PROBLEM TO WORK ON:
Leave the images out and repeat the data exactly as given.

[Stored records]
* * * * *

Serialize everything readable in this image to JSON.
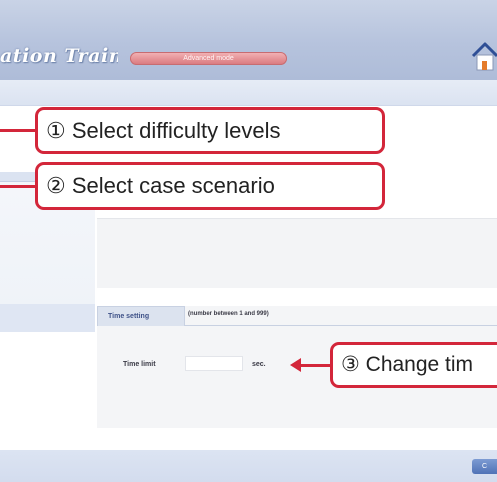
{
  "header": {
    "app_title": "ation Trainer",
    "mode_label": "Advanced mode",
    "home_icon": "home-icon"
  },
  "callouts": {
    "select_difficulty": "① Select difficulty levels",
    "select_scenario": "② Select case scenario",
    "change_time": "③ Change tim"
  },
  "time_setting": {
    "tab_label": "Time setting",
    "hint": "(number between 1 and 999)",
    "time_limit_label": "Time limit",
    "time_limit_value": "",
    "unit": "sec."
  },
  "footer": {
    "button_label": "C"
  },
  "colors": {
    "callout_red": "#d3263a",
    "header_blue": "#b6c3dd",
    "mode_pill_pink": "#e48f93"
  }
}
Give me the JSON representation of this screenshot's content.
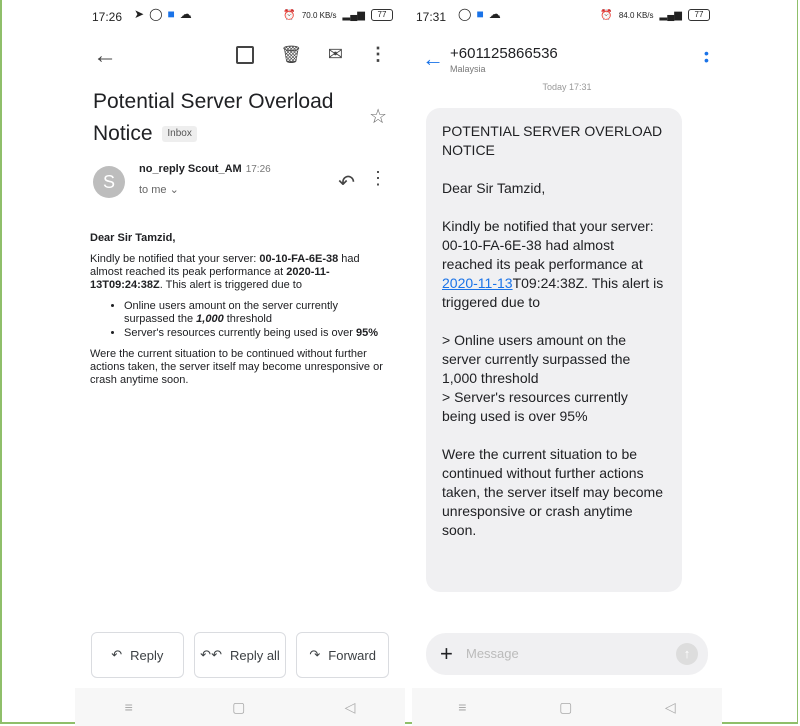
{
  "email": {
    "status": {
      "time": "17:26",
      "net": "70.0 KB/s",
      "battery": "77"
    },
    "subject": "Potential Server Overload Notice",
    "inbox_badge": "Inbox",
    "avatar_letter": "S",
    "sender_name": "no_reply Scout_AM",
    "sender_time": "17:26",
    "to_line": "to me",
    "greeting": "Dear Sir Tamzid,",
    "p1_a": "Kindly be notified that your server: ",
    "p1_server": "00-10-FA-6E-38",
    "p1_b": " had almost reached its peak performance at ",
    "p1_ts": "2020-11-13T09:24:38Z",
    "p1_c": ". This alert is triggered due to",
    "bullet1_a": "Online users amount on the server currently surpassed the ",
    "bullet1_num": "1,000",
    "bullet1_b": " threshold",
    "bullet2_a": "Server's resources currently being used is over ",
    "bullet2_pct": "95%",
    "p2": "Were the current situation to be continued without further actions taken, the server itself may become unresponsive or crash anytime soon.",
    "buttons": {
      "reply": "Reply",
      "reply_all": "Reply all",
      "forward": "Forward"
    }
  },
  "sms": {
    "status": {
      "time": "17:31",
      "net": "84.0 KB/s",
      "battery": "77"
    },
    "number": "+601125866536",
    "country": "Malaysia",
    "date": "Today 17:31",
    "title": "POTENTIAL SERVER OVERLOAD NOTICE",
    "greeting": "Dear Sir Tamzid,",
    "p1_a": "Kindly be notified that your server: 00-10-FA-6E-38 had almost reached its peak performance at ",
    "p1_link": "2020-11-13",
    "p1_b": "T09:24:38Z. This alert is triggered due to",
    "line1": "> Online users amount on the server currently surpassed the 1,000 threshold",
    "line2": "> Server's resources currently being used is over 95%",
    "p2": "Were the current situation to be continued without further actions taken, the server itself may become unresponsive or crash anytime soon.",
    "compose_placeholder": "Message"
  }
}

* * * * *

OUTPUT FOR THIS EXERCISE:
Serialize everything readable in this image to JSON.
{
  "header": {
    "app_title": "ation Trainer",
    "mode_label": "Advanced mode",
    "home_icon": "home-icon"
  },
  "callouts": {
    "select_difficulty": "① Select difficulty levels",
    "select_scenario": "② Select case scenario",
    "change_time": "③ Change tim"
  },
  "time_setting": {
    "tab_label": "Time setting",
    "hint": "(number between 1 and 999)",
    "time_limit_label": "Time limit",
    "time_limit_value": "",
    "unit": "sec."
  },
  "footer": {
    "button_label": "C"
  },
  "colors": {
    "callout_red": "#d3263a",
    "header_blue": "#b6c3dd",
    "mode_pill_pink": "#e48f93"
  }
}
Give me the JSON representation of this screenshot's content.
{
  "email": {
    "status": {
      "time": "17:26",
      "net": "70.0 KB/s",
      "battery": "77"
    },
    "subject": "Potential Server Overload Notice",
    "inbox_badge": "Inbox",
    "avatar_letter": "S",
    "sender_name": "no_reply Scout_AM",
    "sender_time": "17:26",
    "to_line": "to me",
    "greeting": "Dear Sir Tamzid,",
    "p1_a": "Kindly be notified that your server: ",
    "p1_server": "00-10-FA-6E-38",
    "p1_b": " had almost reached its peak performance at ",
    "p1_ts": "2020-11-13T09:24:38Z",
    "p1_c": ". This alert is triggered due to",
    "bullet1_a": "Online users amount on the server currently surpassed the ",
    "bullet1_num": "1,000",
    "bullet1_b": " threshold",
    "bullet2_a": "Server's resources currently being used is over ",
    "bullet2_pct": "95%",
    "p2": "Were the current situation to be continued without further actions taken, the server itself may become unresponsive or crash anytime soon.",
    "buttons": {
      "reply": "Reply",
      "reply_all": "Reply all",
      "forward": "Forward"
    }
  },
  "sms": {
    "status": {
      "time": "17:31",
      "net": "84.0 KB/s",
      "battery": "77"
    },
    "number": "+601125866536",
    "country": "Malaysia",
    "date": "Today 17:31",
    "title": "POTENTIAL SERVER OVERLOAD NOTICE",
    "greeting": "Dear Sir Tamzid,",
    "p1_a": "Kindly be notified that your server: 00-10-FA-6E-38 had almost reached its peak performance at ",
    "p1_link": "2020-11-13",
    "p1_b": "T09:24:38Z. This alert is triggered due to",
    "line1": "> Online users amount on the server currently surpassed the 1,000 threshold",
    "line2": "> Server's resources currently being used is over 95%",
    "p2": "Were the current situation to be continued without further actions taken, the server itself may become unresponsive or crash anytime soon.",
    "compose_placeholder": "Message"
  }
}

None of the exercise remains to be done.